Tag Archives: laceweight yarn

Wool damage – bad me!

I hate it when I do stupid things. I should have known better, but I wasn’t paying attention like I should have.  My mistake was in using this wool lace piece atop my walnut wood grand piano that I periodically polish with lemon oil. Unfortunately, one one occasion, I must have missed thoroughly wiping down a small area of the piano’s cover. After returning the lace to adorn the top of the piano, the acidity in the oil treatment eventually caused the wool damage you see here.

Wool damage
Wool damage - Oh no! what happened?

This wool damage happened years ago, and fortunately I learned my lesson and I’ve not repeated the mistake. The reason I am bringing it up now is, as you can see, I still have to tackle repairing this lace. Of course, the damage has not gotten worse because once I removed the contact with the acid source, things are ok. I am so careful to use acid-free papers for my published patterns, archival methods for storing my knitted models, etc., so I definitely know better.

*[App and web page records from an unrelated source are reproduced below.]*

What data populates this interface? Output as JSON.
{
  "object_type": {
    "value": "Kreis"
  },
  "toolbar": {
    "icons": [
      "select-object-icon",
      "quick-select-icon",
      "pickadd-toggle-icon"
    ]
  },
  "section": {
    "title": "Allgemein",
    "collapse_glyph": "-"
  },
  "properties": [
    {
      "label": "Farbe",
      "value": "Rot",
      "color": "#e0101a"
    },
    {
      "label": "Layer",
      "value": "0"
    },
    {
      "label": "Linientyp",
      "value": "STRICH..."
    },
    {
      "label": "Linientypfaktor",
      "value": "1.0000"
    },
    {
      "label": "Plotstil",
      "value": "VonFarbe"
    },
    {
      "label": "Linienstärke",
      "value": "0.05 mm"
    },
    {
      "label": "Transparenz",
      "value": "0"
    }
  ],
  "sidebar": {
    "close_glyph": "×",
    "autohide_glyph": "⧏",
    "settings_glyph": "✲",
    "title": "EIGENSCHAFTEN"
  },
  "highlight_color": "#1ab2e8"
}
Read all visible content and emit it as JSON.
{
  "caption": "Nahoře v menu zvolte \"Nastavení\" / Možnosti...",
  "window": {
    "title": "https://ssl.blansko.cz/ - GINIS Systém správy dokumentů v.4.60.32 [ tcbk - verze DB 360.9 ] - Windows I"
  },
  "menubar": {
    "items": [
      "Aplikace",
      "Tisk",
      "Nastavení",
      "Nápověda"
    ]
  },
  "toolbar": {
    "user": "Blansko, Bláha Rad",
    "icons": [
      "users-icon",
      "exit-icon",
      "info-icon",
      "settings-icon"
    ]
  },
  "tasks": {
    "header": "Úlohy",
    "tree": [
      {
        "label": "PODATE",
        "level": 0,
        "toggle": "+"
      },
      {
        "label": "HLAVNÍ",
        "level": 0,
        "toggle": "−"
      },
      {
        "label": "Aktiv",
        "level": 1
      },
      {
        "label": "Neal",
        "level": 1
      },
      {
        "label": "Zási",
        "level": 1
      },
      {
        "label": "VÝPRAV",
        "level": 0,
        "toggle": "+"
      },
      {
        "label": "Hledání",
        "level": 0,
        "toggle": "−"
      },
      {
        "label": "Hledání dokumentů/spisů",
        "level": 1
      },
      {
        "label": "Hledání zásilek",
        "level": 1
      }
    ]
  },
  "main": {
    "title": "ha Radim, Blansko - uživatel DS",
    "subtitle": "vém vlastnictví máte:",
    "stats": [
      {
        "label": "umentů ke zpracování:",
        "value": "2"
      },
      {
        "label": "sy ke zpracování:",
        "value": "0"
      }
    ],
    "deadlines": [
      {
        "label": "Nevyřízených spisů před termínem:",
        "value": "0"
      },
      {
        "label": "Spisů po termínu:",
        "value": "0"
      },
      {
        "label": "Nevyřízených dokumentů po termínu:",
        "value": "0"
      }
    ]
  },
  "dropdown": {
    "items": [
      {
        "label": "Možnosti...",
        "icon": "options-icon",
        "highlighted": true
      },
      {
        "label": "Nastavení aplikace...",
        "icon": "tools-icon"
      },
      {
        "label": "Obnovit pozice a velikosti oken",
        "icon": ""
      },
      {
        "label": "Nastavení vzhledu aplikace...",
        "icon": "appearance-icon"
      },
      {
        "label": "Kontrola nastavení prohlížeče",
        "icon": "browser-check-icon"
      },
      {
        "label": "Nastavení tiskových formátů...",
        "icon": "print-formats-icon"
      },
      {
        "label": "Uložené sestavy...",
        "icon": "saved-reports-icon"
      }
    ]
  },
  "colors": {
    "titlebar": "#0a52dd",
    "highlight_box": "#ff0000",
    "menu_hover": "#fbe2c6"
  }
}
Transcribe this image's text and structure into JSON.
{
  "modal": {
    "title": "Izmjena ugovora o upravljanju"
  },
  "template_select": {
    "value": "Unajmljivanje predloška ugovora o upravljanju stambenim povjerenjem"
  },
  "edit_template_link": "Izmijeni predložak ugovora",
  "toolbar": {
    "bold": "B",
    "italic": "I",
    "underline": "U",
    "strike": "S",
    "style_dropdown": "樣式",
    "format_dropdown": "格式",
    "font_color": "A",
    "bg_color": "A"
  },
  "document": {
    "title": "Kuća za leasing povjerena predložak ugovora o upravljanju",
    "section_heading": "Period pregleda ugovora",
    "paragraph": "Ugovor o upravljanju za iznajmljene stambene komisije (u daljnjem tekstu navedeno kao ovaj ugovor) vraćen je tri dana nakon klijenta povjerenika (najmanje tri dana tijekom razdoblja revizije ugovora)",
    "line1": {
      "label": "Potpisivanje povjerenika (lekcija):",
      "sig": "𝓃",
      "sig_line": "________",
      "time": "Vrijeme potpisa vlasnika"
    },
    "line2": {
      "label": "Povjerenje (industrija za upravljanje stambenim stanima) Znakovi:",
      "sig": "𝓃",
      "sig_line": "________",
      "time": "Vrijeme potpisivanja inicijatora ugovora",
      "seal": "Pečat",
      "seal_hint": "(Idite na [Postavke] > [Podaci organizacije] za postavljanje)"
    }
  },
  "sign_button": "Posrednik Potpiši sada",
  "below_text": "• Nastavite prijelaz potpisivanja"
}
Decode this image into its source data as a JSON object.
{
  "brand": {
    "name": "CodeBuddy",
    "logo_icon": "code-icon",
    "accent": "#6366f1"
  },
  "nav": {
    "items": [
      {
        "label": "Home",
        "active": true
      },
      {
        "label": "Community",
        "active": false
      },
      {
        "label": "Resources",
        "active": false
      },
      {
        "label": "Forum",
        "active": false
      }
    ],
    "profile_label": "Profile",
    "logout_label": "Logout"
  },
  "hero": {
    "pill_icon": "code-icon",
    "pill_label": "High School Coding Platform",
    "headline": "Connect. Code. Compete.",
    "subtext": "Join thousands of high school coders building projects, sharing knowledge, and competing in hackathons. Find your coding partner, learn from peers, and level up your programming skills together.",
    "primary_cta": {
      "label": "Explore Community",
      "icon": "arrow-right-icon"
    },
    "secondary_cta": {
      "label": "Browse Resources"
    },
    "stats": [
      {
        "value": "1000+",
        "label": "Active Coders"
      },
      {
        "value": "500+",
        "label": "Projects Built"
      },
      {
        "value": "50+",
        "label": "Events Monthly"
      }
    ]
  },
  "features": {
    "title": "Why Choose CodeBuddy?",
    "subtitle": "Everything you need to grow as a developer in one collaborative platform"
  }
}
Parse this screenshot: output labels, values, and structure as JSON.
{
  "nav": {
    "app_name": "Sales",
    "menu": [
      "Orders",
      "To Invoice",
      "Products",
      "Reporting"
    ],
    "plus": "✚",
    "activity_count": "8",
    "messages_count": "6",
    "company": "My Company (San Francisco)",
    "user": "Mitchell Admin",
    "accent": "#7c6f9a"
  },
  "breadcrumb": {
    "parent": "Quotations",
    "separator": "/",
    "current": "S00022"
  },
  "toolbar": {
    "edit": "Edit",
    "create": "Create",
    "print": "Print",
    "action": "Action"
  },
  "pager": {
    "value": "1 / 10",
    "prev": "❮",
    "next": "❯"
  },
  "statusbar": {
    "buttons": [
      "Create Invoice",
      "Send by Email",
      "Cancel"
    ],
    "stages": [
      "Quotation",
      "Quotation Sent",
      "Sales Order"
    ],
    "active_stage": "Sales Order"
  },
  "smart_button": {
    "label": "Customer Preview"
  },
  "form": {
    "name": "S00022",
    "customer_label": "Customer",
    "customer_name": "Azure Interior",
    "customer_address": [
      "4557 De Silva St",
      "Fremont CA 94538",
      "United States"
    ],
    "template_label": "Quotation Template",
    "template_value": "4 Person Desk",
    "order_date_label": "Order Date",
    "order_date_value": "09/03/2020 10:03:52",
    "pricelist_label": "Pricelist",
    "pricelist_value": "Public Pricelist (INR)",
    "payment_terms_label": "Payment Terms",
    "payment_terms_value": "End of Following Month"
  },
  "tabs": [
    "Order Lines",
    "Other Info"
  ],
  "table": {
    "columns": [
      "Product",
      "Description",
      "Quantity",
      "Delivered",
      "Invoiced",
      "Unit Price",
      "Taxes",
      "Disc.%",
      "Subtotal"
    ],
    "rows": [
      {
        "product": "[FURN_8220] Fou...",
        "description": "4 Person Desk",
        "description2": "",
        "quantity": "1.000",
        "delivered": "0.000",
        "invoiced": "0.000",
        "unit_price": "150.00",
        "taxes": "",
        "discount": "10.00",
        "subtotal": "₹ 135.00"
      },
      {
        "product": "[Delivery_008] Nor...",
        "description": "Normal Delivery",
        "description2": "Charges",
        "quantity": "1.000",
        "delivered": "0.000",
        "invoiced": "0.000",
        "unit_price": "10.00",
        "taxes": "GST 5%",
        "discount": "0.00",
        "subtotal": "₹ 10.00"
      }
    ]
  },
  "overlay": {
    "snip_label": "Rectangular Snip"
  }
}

Bad me!

I know that someone will ask — I made this lace in 2 strands of laceweight yarn using Emily Ocker’s Lace Garland Shawl pattern in the Winter 1987 issue #9 of Knitter’s Magazine (out of print). This pattern was later republished in the book Shawls and Scarves: The Best of Knitter’s Magazine

p.s. You might have thought this was insect damage (e.g. moths or carpet beetles). If you ever experience similar damage (and I hope you don’t), do check that the way you are using or storing your fibers are not such they are in contact with something that could harm the fibers. It would be a shame for you to assume it is insect damage, treat for that, and then just return to continuing to have the problem for other reasons.

Spinning a 2-ply laceweight yarn for a scarf

Reversible Lace Cables Scarf
Scarf in handspun yarn from hand-painted silk roving

Sometimes I am asked about the laceweight yarns I have handspun and used to knit scarves or shawls. At the top of my list of favorites, I like to spin a laceweight 2-ply yarn from hand-painted silk, cotton or fine wool blend. Here’s how I approached spinning the yarn used in the above scarf (which was knitted using the Reversible Lace Cables Scarf pattern).

I particularly like the hand-dyed silk rovings by Nancy Finn of Chasing Rainbows Dyeworks, and that of Nancy Ballusteros of Treetop Harmonies. For the scarf shown above, I unfortunately do not have a picture of the Treetop Harmonies roving before it was spun into yarn. But here is a photo of a similar colorway from Chasing Rainbows.

Hand-painted silk roving
Hand-painted silk roving

Notice how the roving is dyed in sections of colors. What I find particularly appealing for lace knitting in the Treetop and Chasing Rainbows color pallets are their close tonalities.

For a scarf like that shown above, you’ll need only 2 ounces of fine top or roving to make a finished size of about 10″ by 72″. Choose a subtly varicolored or multi-toned fiber for added interest in the spinning as well as the knitting.

Divide fiber lengths into strips narrow enough for spinning a very fine thread — about 50 to 60 wraps per inch (wpi), and so that color changes in the spun thread will be in random lengths of every few yards or so. Spin worsted-style to produce a smooth, strong thread. My plied yarn is in the 30 wpi range at about 200 to 250 yards per ounce, depending on the type of fiber.

The 2-ply laceweight yarn
The 2-ply laceweight yarn compared to the size of a US quarter

When plying, I don’t try to keep the colors together in any particular order. The fineness of the threads and the subtle tonal variations produce gradual color changes that are further enhanced by the texture and movement in the knitted pattern stitches of this scarf design.

I hope you are inspired and motivated. Don’t hesitate to share what you’ve created with your handspun yarns as well. I invite your comments here on this blog or contacting me directly through my heartstringsfiberarts.com website.

Scarf in handspun yarn from hand-painted silk roving
Reversible Lace Cables Scarf

p.s. To see and read about another favorite method I like to use for spinning laceweight yarn, see Moody Blues, hand-spun pima cotton plied with silk.